This is one part of your life administration you don’t want to find out the hard way!
Thank you for this article! It was something I had not even thought of. When looking up how to set up a bank account in panama the article said I would need 2 letters of reference from 2 different financial places wrote out to the specific bank i wanted an account set up in. Question…..how do I know what bank I want an account set up in when I’m not there yet and don’t even know where i am going to Live? And I’ve used the same bank for the past 40 years , how can I get a reference from another bank?
I never heard a requirement that your letter be addressed to a specific bank. I’d be curious to know where you saw that.
Do you have to have residency in Panama to open a local bank account? I know in Nicaragua, we are required to have residency before we can open an account. We now have residency, so we have a local account. I don’t keep much money in it and use it mainly to auto-pay my utilities. To tell you the truth, I really don’t feel comfortable keeping large sums or even having direct deposits from our pensions in a Nicaraguan bank. The banks lack confidentiality ( everyone knows how much you have in a local acct. on our tiny island), and our money cannot be insured if the bank closes. The interest rates are higher, though. We have 2 bank accounts with different banks in the states, with 2 ATM cards, and another ATM card from our local bank in Nicaragua. That gives us three ways to access our money with the ability to transfer our money from one bank to another online. We have had to use all 3 ATM cards at one time or another. It’s always a challenge to bank as an expat.
I hear what you’re saying about keeping large sums in your local bank. We don’t plan to do that, but we’d like to have a couple months’ worth of bare-bones living expenses here in case of issues with getting the funds from the US. Leaving all your money in the US isn’t a good solution any more, what with FATCA and all its attendant issues. It’s certainly making the financial life of an expat much more difficult. . .
J Hughes says
I used to use HSBC everywhere but then they started introducing those crazy little password generators – which are of cheap construction and are NOT waterproof. The batteries also catch fire.
Now I have split my accounts up so I use ANZ for dealing in Australia/New Zealand; separate HSBC accounts in HongKong, UK and Canada.
If you think you can transfer money from an HSBC account domiciled in one country to another HSBC domiciled in a different country FORGET IT. They use WIRE TRANSFER!
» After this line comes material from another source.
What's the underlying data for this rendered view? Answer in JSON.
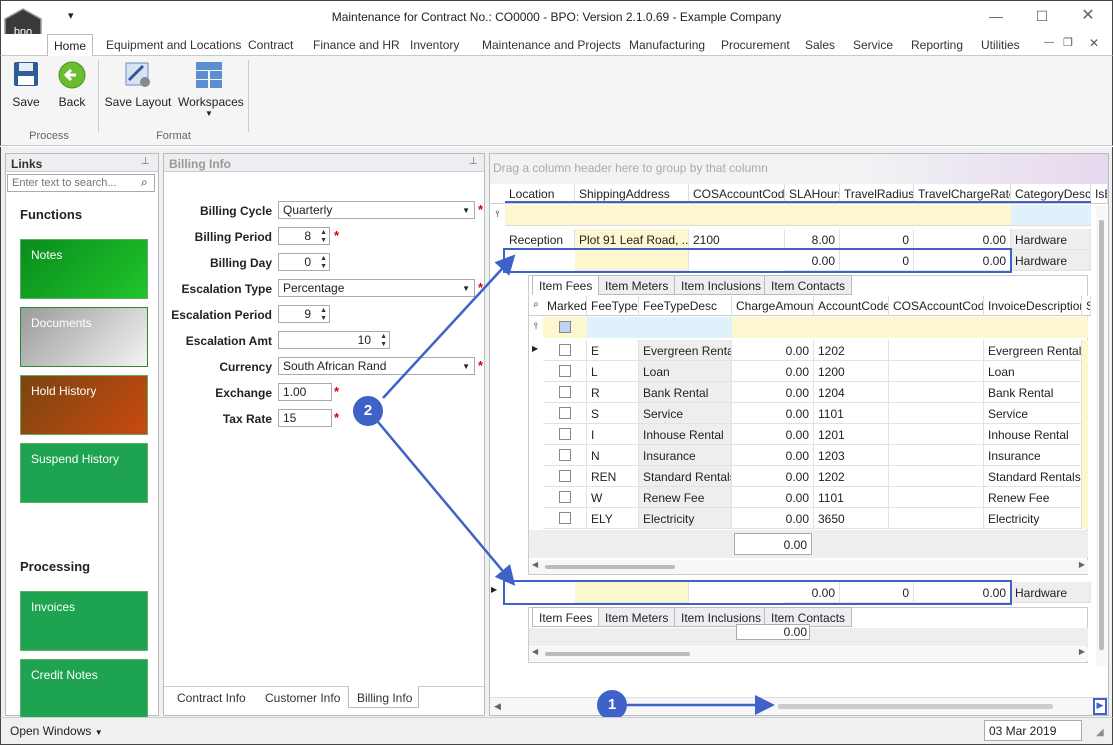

They also cream you for exchange rates, etc.
I try always maintain a cash amount as HSBC likes to do maintenance when you use it on weekends. As for ‘customer service’, it’s non-existent. Try to get some branch phone numbers before you travel and maintain a friendly relationship with a supervisor. A plaintiff voice on an overseas call works, sometimes.
If an ATM gobbles your card, you often can recover it THE NEXT BUSINESS DAY from the branch where the ATM is located. I never use a standalone ATM.
Another precaution is to NEVER go for the maximum amount. In VietNam HSBC limits at VND5.000.000 so I always withdraw VND4,900,000. If your account gets rolled over, the crooks will likely go for maximum every time, so keeping to a fixed amount helps prove it wasn’t you!
I also have my overseas bank statements mailed to that banks branch in your residence country. Almost guarantees they’ll arrive but if they do go missing you can prove it as you have to sign for documents.
All good suggestions — except for the paper statements. Why not save some trees and just get your statements online?
Mexico Expat says
Experience teaches you the hard lessons of life. Living abroad is full of challenges especially financial ones. Here is another good article which recounts the experience of an expat in Mexico (not me!) who went through whole circle. http://www.topmexicorealestate.com/blog/2014/11/banking-for-foreigners-in-the-riviera-maya-my-personal-journey/ The article also compares 2 banks. Worth a read for new or Future Mexican expats.
It’s always good to see someone’s personal experience.